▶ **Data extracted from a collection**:
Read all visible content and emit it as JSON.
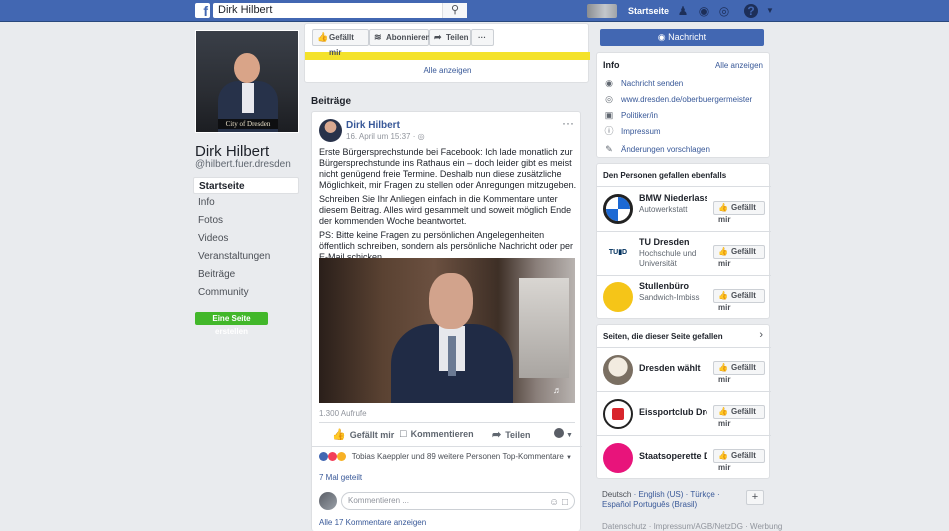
{
  "topbar": {
    "logo": "f",
    "search_value": "Dirk Hilbert",
    "home_label": "Startseite",
    "icons": [
      "search-icon",
      "friends-icon",
      "messenger-icon",
      "globe-icon",
      "help-icon",
      "chevron-down-icon"
    ]
  },
  "profile": {
    "sign_text": "City of Dresden",
    "name": "Dirk Hilbert",
    "handle": "@hilbert.fuer.dresden"
  },
  "nav": {
    "items": [
      "Startseite",
      "Info",
      "Fotos",
      "Videos",
      "Veranstaltungen",
      "Beiträge",
      "Community"
    ],
    "create_page": "Eine Seite erstellen"
  },
  "action_bar": {
    "like": "Gefällt mir",
    "subscribe": "Abonnieren",
    "share": "Teilen",
    "more": "···",
    "show_all": "Alle anzeigen"
  },
  "posts": {
    "heading": "Beiträge",
    "author": "Dirk Hilbert",
    "time": "16. April um 15:37 · ",
    "paragraphs": [
      "Erste Bürgersprechstunde bei Facebook: Ich lade monatlich zur Bürgersprechstunde ins Rathaus ein – doch leider gibt es meist nicht genügend freie Termine. Deshalb nun diese zusätzliche Möglichkeit, mir Fragen zu stellen oder Anregungen mitzugeben.",
      "Schreiben Sie Ihr Anliegen einfach in die Kommentare unter diesem Beitrag. Alles wird gesammelt und soweit möglich Ende der kommenden Woche beantwortet.",
      "PS: Bitte keine Fragen zu persönlichen Angelegenheiten öffentlich schreiben, sondern als persönliche Nachricht oder per E-Mail schicken."
    ],
    "views": "1.300 Aufrufe",
    "like": "Gefällt mir",
    "comment": "Kommentieren",
    "share": "Teilen",
    "reactions_text": "Tobias Kaeppler und 89 weitere Personen",
    "top_comments": "Top-Kommentare",
    "shares": "7 Mal geteilt",
    "comment_placeholder": "Kommentieren ...",
    "all_comments": "Alle 17 Kommentare anzeigen"
  },
  "sidebar": {
    "message_button": "Nachricht",
    "info": {
      "title": "Info",
      "show_all": "Alle anzeigen",
      "rows": [
        "Nachricht senden",
        "www.dresden.de/oberbuergermeister",
        "Politiker/in",
        "Impressum",
        "Änderungen vorschlagen"
      ]
    },
    "people": {
      "title": "Den Personen gefallen ebenfalls",
      "items": [
        {
          "name": "BMW Niederlassung",
          "sub": "Autowerkstatt",
          "logo_color": "#ffffff"
        },
        {
          "name": "TU Dresden",
          "sub": "Hochschule und Universität",
          "logo_color": "#ffffff"
        },
        {
          "name": "Stullenbüro",
          "sub": "Sandwich-Imbiss",
          "logo_color": "#f5c518"
        }
      ],
      "like": "Gefällt mir"
    },
    "liked": {
      "title": "Seiten, die dieser Seite gefallen",
      "items": [
        "Dresden wählt",
        "Eissportclub Dresden",
        "Staatsoperette Dresden"
      ],
      "like": "Gefällt mir"
    },
    "languages": {
      "current": "Deutsch",
      "others": [
        "English (US)",
        "Türkçe",
        "Español",
        "Português (Brasil)"
      ],
      "footer": "Datenschutz · Impressum/AGB/NetzDG · Werbung"
    }
  },
  "colors": {
    "brand": "#4267b2",
    "link": "#385898",
    "green": "#42b72a",
    "accent_yellow": "#f4e22a"
  }
}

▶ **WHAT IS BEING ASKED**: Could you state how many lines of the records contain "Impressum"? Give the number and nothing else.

▶ **REPLY TO THE TASK**: 2